The undertaking of a Professional Practice Fellowship should enhance your ability to undertake your substantive role or enhance your professional practice through placing it within a research framework. Due to this, it is not envisaged that fellows commit 100 percent of their normal contracted working time to a Fellowship. The apportionment of time to the fellowship will vary per individual applicant, professional practice and research question, and institution. Applicants will need to demonstrate that a significant portion of their FTE will be allocated to the fellowship for its duration. Home institutions will need to be explicit in their institutional case for support that they will release fellows from a significant portion of their substantive role in order for them to derive the greatest benefit from the fellowship.

Each fellowship will be different and your time commitment may vary over the duration of the Fellowship. The total value of the AHRC contribution to the costs of the fellowship will be calculated at 80% Full Economic Costings (FEC) up to the value of £20,000. This means that the total costs of the fellowship cannot exceed £25,000 (100% FEC), with the remaining 20% FEC being met by your home institution. This will be important when considering how much time to allocate to the fellowship.

You and your home institution should ensure that the flexibility afforded by the Fellowship scheme is used innovatively and appropriately, and it is your responsibility to justify the value and appropriateness of the proposed development activities in the Case for Support. 

Institutional commitment 

The provision of strong, active, institutional support is an essential criterion under the scheme. Your home institution should outline the specific support that it will provide you during your fellowship and what further developmental support will be offered after the end of the fellowship. The award of a fellowship is conditional upon your home institution agreeing to use awarded funds to backfill a significant portion of your substantive role. This will ensure that you have sufficient time and space to fully realise the developmental benefits of the fellowship.
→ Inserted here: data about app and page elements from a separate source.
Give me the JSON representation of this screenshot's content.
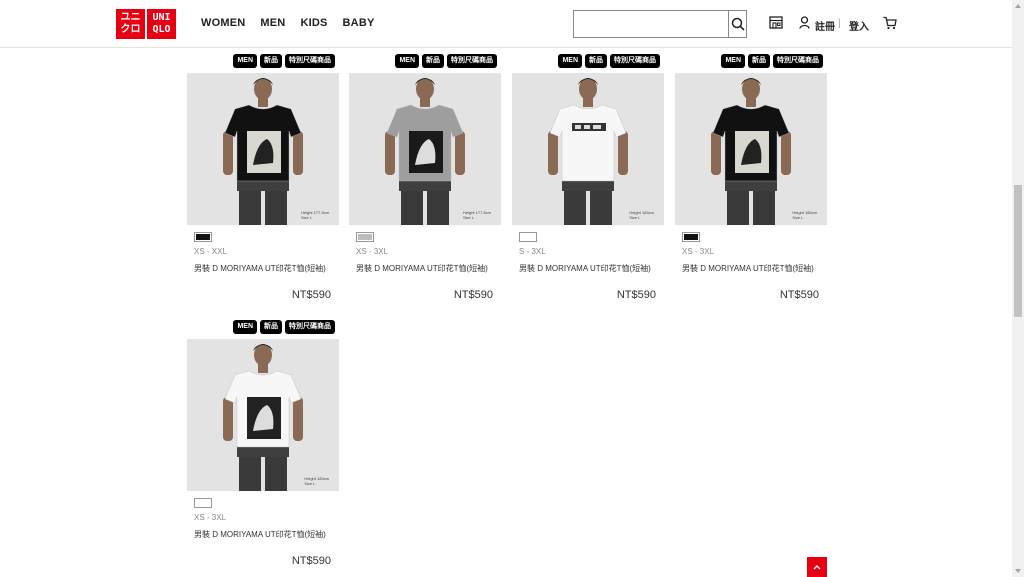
{
  "header": {
    "logo_lines": [
      "ユニ",
      "クロ"
    ],
    "logo_lines_right": [
      "UNI",
      "QLO"
    ],
    "nav": [
      "WOMEN",
      "MEN",
      "KIDS",
      "BABY"
    ],
    "search_value": "",
    "search_placeholder": "",
    "register_label": "註冊",
    "login_label": "登入",
    "separator": "|"
  },
  "products": [
    {
      "badges": [
        "MEN",
        "新品",
        "特別尺碼商品"
      ],
      "shirt_color": "#111111",
      "swatch_color": "#111111",
      "sizes": "XS - XXL",
      "name": "男裝 D MORIYAMA UT印花T恤(短袖)",
      "price": "NT$590",
      "caption": [
        "Height 177.5cm",
        "Size L"
      ],
      "view": "front"
    },
    {
      "badges": [
        "MEN",
        "新品",
        "特別尺碼商品"
      ],
      "shirt_color": "#9e9e9e",
      "swatch_color": "#bdbdbd",
      "sizes": "XS - 3XL",
      "name": "男裝 D MORIYAMA UT印花T恤(短袖)",
      "price": "NT$590",
      "caption": [
        "Height 177.5cm",
        "Size L"
      ],
      "view": "front"
    },
    {
      "badges": [
        "MEN",
        "新品",
        "特別尺碼商品"
      ],
      "shirt_color": "#f7f7f7",
      "swatch_color": "#ffffff",
      "sizes": "S - 3XL",
      "name": "男裝 D MORIYAMA UT印花T恤(短袖)",
      "price": "NT$590",
      "caption": [
        "Height 183cm",
        "Size L"
      ],
      "view": "back"
    },
    {
      "badges": [
        "MEN",
        "新品",
        "特別尺碼商品"
      ],
      "shirt_color": "#111111",
      "swatch_color": "#111111",
      "sizes": "XS - 3XL",
      "name": "男裝 D MORIYAMA UT印花T恤(短袖)",
      "price": "NT$590",
      "caption": [
        "Height 183cm",
        "Size L"
      ],
      "view": "front"
    },
    {
      "badges": [
        "MEN",
        "新品",
        "特別尺碼商品"
      ],
      "shirt_color": "#f7f7f7",
      "swatch_color": "#ffffff",
      "sizes": "XS - 3XL",
      "name": "男裝 D MORIYAMA UT印花T恤(短袖)",
      "price": "NT$590",
      "caption": [
        "Height 183cm",
        "Size L"
      ],
      "view": "front"
    }
  ],
  "colors": {
    "brand_red": "#e60012",
    "photo_bg": "#e3e3e3",
    "badge_bg": "#000000"
  }
}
This information should be provided in the Head of Department/Director statement attached to your application and should distinguish between generic support available in the institution, and specific support that has been, and will be provided to your Fellowship.
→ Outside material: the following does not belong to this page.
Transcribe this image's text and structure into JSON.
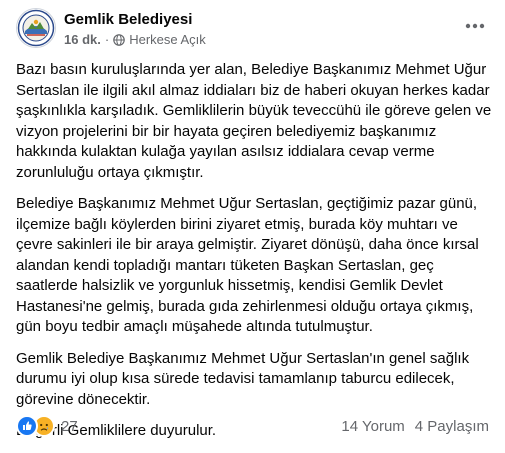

Your home institution will need to provide evidence of commitment to your career and research development before, during and after the proposed Fellowship. In the event that you move institution, transfer of the award would be subject to provision of an institutional support statement by the new home institution outlining at least equivalent support for the Fellowship and your subsequent career and professional development. 

Role of a mentor
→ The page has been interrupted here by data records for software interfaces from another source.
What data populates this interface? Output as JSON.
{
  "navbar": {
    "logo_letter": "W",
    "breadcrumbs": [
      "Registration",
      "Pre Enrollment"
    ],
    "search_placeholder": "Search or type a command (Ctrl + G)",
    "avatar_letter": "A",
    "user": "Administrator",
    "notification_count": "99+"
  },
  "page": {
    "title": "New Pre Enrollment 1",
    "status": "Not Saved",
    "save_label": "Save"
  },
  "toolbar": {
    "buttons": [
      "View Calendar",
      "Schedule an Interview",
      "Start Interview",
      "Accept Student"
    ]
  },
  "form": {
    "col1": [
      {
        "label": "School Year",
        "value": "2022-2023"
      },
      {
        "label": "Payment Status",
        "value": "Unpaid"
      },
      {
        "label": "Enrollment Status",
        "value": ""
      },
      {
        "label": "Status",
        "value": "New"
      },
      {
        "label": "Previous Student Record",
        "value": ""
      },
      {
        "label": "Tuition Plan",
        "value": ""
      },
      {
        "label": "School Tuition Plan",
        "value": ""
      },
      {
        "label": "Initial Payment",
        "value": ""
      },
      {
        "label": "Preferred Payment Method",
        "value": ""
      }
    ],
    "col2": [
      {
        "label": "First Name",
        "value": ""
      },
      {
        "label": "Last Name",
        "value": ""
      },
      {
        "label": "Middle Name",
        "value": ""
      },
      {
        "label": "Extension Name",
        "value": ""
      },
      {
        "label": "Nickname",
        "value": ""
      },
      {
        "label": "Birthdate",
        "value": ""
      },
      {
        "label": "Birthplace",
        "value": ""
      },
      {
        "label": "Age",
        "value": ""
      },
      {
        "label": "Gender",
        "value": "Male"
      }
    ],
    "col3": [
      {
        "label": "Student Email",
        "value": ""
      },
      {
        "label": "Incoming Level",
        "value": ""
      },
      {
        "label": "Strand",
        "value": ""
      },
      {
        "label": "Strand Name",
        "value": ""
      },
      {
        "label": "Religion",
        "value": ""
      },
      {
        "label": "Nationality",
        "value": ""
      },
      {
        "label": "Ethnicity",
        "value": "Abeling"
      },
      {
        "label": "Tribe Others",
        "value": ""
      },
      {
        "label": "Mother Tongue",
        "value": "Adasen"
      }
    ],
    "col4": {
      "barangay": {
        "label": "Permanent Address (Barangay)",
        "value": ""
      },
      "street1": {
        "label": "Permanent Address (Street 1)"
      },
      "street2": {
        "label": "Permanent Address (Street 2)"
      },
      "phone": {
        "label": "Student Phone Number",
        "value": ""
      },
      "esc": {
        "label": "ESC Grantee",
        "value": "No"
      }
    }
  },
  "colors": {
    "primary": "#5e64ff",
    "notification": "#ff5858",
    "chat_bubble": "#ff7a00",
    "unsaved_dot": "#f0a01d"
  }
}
A key aim of this fellowship is to enable you to place your work within wider professional practice and research frameworks. An important way in which this will be supported and achieved is through the identification of a mentor who will support you during your fellowship. The mentor can be within your institution or based in another institution.

Your mentor should be an individual with recognised expertise and skills in an area pertinent to your fellowship, with a strong research record, and who is established in their field. They will be responsible for providing advice and guidance over the course of the fellowship, providing critical comment on draft outputs, and supporting you in the development of the final fellowship outcome. They should act as a critical friend in enabling you to develop your research capabilities and confidence, and should be named within your application. 

Application process

The Application process will open on Monday 4th October 2021 and will close on Friday 3rd  December 2021. Results of the application process will be announced to applications in early February 2022.

Please note:

  • Applications for Professional Practice Fellowships need to be submitted to the AHRC via a dedicated SmartSurvey form. Please note that applications will not be submitted, or accepted, via J-es.
  • This scheme is not listed within the AHRC’s Guide to Research Funding and application guidance unique to this scheme is included below.

For enquiries about this scheme, please use the contact details listed at the top of the page.